The cover to “Wolverine: The Best There Is” #1 has a big warning: “Parental Advisory! Not for kids!” with ‘not’ underlined. An early preview for this issue has almost two pages completely censored for being ‘too violent.’ And, yet, there’s something desperate and sad about the attempts to convince people that this Wolverine title is ‘extreme’ and ‘disturbing’ when so many measures are taken inside to keep it tame enough, because, obviously, a Wolverine comic can’t be too ‘mature.’ I mean, they even censor the word ‘ass.’ How ‘unsuitable’ can a comic that censors the word ‘ass’ be?
That’s where this comic becomes an oddity. In many ways, it tries to hold itself back by keeping the more overt and obvious offenses under wraps, while having no problem with a naked Wolverine slaughtering the spectators at an illegal operation where they kidnap and force mutants to fight one another. The contradiction between that and something like censoring the word ‘ass’ crop up again and again throughout the issue, creating an odd impression of a comic that wants to be a MAX title, but isn’t allowed to be. It’s a watered down version of itself and just as unsatisfying as that sounds.

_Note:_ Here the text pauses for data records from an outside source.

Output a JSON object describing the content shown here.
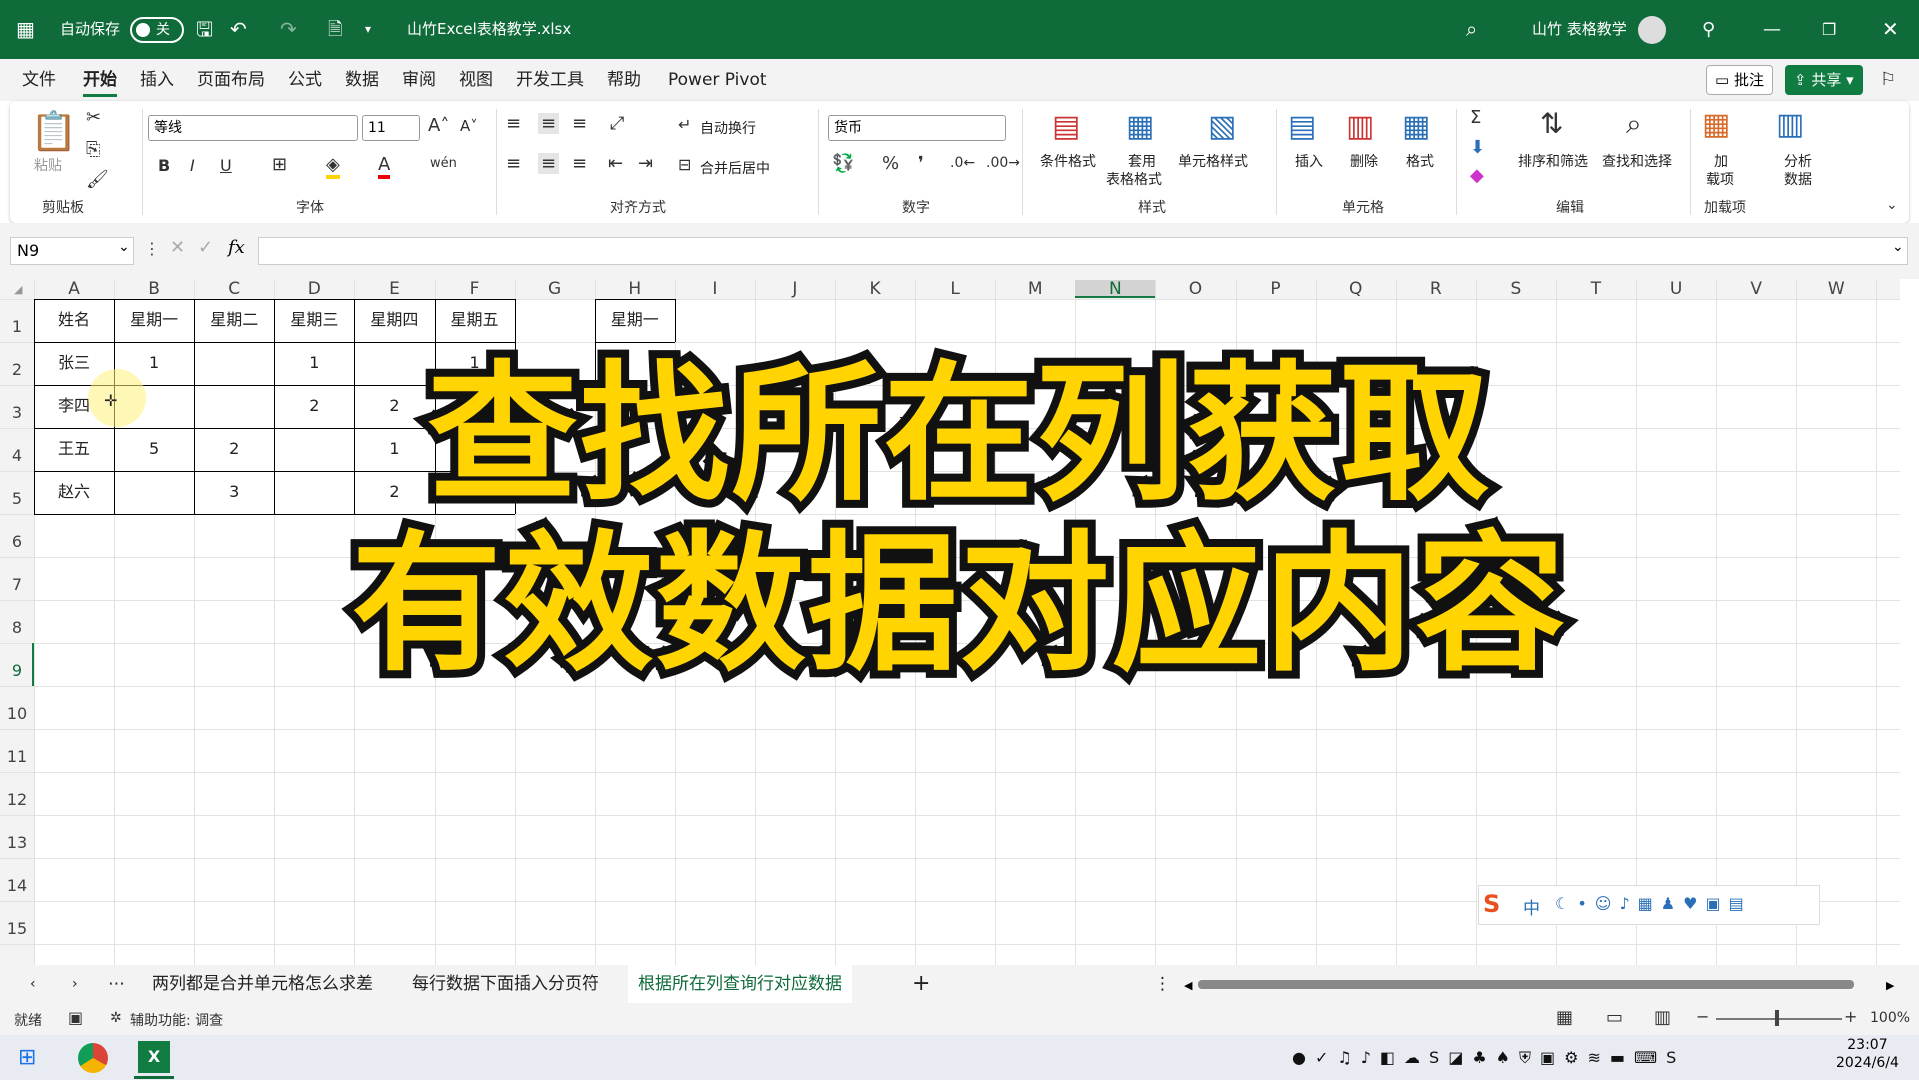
{
  "titlebar": {
    "autosave_label": "自动保存",
    "autosave_state": "关",
    "filename": "山竹Excel表格教学.xlsx",
    "user": "山竹 表格教学"
  },
  "menu": [
    "文件",
    "开始",
    "插入",
    "页面布局",
    "公式",
    "数据",
    "审阅",
    "视图",
    "开发工具",
    "帮助",
    "Power Pivot"
  ],
  "menu_active": "开始",
  "menu_right": {
    "comment": "批注",
    "share": "共享"
  },
  "ribbon": {
    "paste": "粘贴",
    "font_name": "等线",
    "font_size": "11",
    "wrap": "自动换行",
    "merge": "合并后居中",
    "number_format": "货币",
    "cond_format": "条件格式",
    "table_format_1": "套用",
    "table_format_2": "表格格式",
    "cell_style": "单元格样式",
    "insert": "插入",
    "delete": "删除",
    "format": "格式",
    "sort_filter": "排序和筛选",
    "find_select": "查找和选择",
    "addins_1": "加",
    "addins_2": "载项",
    "analyze_1": "分析",
    "analyze_2": "数据",
    "groups": {
      "clipboard": "剪贴板",
      "font": "字体",
      "align": "对齐方式",
      "number": "数字",
      "styles": "样式",
      "cells": "单元格",
      "editing": "编辑",
      "addins": "加载项"
    }
  },
  "formula_bar": {
    "name_box": "N9",
    "fx": "fx",
    "content": ""
  },
  "grid": {
    "columns": [
      "A",
      "B",
      "C",
      "D",
      "E",
      "F",
      "G",
      "H",
      "I",
      "J",
      "K",
      "L",
      "M",
      "N",
      "O",
      "P",
      "Q",
      "R",
      "S",
      "T",
      "U",
      "V",
      "W"
    ],
    "rows": [
      "1",
      "2",
      "3",
      "4",
      "5",
      "6",
      "7",
      "8",
      "9",
      "10",
      "11",
      "12",
      "13",
      "14",
      "15"
    ],
    "selected_column": "N",
    "selected_row": "9",
    "table": [
      [
        "姓名",
        "星期一",
        "星期二",
        "星期三",
        "星期四",
        "星期五"
      ],
      [
        "张三",
        "1",
        "",
        "1",
        "",
        "1"
      ],
      [
        "李四",
        "",
        "",
        "2",
        "2",
        ""
      ],
      [
        "王五",
        "5",
        "2",
        "",
        "1",
        ""
      ],
      [
        "赵六",
        "",
        "3",
        "",
        "2",
        ""
      ]
    ],
    "lookup_header": "星期一"
  },
  "overlay": {
    "line1": "查找所在列获取",
    "line2": "有效数据对应内容"
  },
  "ime": {
    "mode": "中"
  },
  "sheets": [
    "两列都是合并单元格怎么求差",
    "每行数据下面插入分页符",
    "根据所在列查询行对应数据"
  ],
  "active_sheet": "根据所在列查询行对应数据",
  "status": {
    "ready": "就绪",
    "accessibility": "辅助功能: 调查",
    "zoom": "100%"
  },
  "taskbar": {
    "time": "23:07",
    "date": "2024/6/4"
  },
  "colors": {
    "excel_green": "#0f6b3a",
    "overlay_fill": "#ffd400",
    "overlay_stroke": "#111111"
  }
}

The potential for a balls-to-the-wall insane Wolverine comic is here. Charlie Huston takes advantage of Juan Jose Ryp’s gloriously intricate art and ability to depict grotesque violent horrors by giving him lots of violence and strangeness to draw. If you’ve seen his work on “No Hero,” the idea of Ryp drawing a naked
Wolverine being treated like a dog before he kills everyone seems like a natural fit. He draws the fits of violence in flashes, mimicking the ‘blacked out’ nature of Logan’s mindset, the idea that what happened would come back to him only in brief flashes of memory. It’s effective and builds to the final panels in the sequence where a crazed Wolverine stands naked, covered in blood, about to kill the last one before it ends with a giant SNIKT!
That opening scene is divorced from the rest of the issue, setting the tone of massive amounts of violence being par for the course, while an equally massive amount of swearing is censored in the most annoying way possible. The issue proper centers around Logan hitchhiking his way home and winding up at a giant party. Here, Huston doesn’t get the tone of Logan’s character right. The dialogue is too casual and doesn’t sound like the character much of the time. A reason for some of his behavior is given, but not all. That it doesn’t ring true is distracting.
There’s a lot of potential in “The Best There Is” #1 to set itself apart from regular Wolverine comics the way “Deadpool MAX” has set itself apart from regular Deadpool comics, but there’s a hesitancy to pull the trigger and really let Huston and Ryp loose to create an over-the-top comic that’s legitimately not for kids. If the book could settle on a tone, it would be much more successful and entertaining. As it is, it’s a slightly above average beginning with a strong cliffhanger.